Future scholarship should compare space industry intervention in Taiwan and in another plan-rational political economy. There is already existing research comparing space industry intervention in Taiwan and South Korea, so continuing research on that particular comparison may be an appropriate starting point. Future research should confirm that relevant government agencies in comparator political economies do indeed have similar mindsets. Furthermore, it should ensure that the interventions are indeed different (both in terms of “targets” and “tools” of interventions). If the comparator political economies indeed have the same mindsets, but if they differ in terms of their interventions, future research should examine if comparator political economies differ in structural factors like embedded autonomy and government organisation. The purpose of that future scholarship, in other words, should be to explain if comparator political economies, despite their similar mindsets, intervene differently in their space industries because they vary according to structural factors.

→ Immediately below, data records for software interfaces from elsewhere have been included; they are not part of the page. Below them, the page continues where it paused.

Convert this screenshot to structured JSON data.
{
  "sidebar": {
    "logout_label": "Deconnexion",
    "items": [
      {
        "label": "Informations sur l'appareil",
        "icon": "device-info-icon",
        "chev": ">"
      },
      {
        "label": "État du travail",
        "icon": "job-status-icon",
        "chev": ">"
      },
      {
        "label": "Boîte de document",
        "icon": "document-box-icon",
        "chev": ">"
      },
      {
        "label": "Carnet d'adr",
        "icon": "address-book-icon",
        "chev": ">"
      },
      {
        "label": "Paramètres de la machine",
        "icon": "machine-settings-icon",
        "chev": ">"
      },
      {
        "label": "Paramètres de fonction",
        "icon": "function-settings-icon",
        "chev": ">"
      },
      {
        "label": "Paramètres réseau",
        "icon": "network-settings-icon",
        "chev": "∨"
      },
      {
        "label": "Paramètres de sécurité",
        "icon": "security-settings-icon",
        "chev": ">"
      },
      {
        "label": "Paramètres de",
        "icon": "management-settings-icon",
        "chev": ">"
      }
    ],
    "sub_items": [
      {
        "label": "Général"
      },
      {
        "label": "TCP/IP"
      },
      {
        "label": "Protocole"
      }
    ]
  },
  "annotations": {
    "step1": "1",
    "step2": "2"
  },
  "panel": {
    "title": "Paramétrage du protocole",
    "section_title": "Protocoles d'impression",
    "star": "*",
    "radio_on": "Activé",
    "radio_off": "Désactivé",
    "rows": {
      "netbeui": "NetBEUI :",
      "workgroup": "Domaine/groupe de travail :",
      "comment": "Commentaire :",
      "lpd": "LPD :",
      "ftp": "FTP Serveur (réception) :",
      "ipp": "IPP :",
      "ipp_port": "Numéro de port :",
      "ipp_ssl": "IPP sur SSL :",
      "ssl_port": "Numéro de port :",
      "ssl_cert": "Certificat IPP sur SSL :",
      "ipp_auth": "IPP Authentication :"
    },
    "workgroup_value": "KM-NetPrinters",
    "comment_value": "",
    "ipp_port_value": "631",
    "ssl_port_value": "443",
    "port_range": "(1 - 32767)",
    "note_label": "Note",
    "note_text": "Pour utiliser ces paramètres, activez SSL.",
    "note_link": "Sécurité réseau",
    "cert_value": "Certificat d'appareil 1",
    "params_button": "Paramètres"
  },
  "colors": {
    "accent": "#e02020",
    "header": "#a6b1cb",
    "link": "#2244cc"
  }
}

Whatever refined explanations result from such future research, a next step would be to expand it to explain space industry interventions in political economies with entirely different sorts of mindsets (e.g. market-rational political economies like New Zealand and Australia). This expanding of the empirical context would allow more refinement of the explanation to be relevant and provide expectations about space industry interventions in a wide variety of political economies, not just those where governments have plan-rational mindsets.
Besides advancing the developmental state literature, scholarship comparing Taiwan’s space industry interventions to those in other political economies has the potential to improve stakeholders’ expectations. If future research, for instance, confirms that South Korea has a more forward-leaning industrial policy than Taiwan due to structural factors, then this has implications in terms of the strengths and weaknesses of Taiwan’s strong intervention approach. This is because the strengths and weaknesses mentioned in the opening of this article are essentially due to interventions being “strong.” So, if future research confirms that Taiwan’s interventions are “weaker” than Seoul’s (i.e., Taiwan has a less forward-leaning industrial policy), then this would mean that Taiwan’s interventions would have fewer potential benefits and drawbacks than Seoul’s interventions. It would imply, in other words, that Taipei is less able than Seoul to transform the industry radically, but that Taipei is less likely than Seoul to insulate firms from market realities and leave them open to shock. Insights such as these would inform stakeholders in Taiwan’s space industry as they devise their strategies.
Nicholas Borroz recently completed his PhD in international business at the University of Auckland, comparing government intervention in the Asia-Pacific. He furthermore consults for clients in the space industry via his Auckland-based firm, Rotoiti Consulting Limited. He also manages Filling Space, a website that features weekly interviews with space experts.
This article was published as part of a special issue on Science and Technology.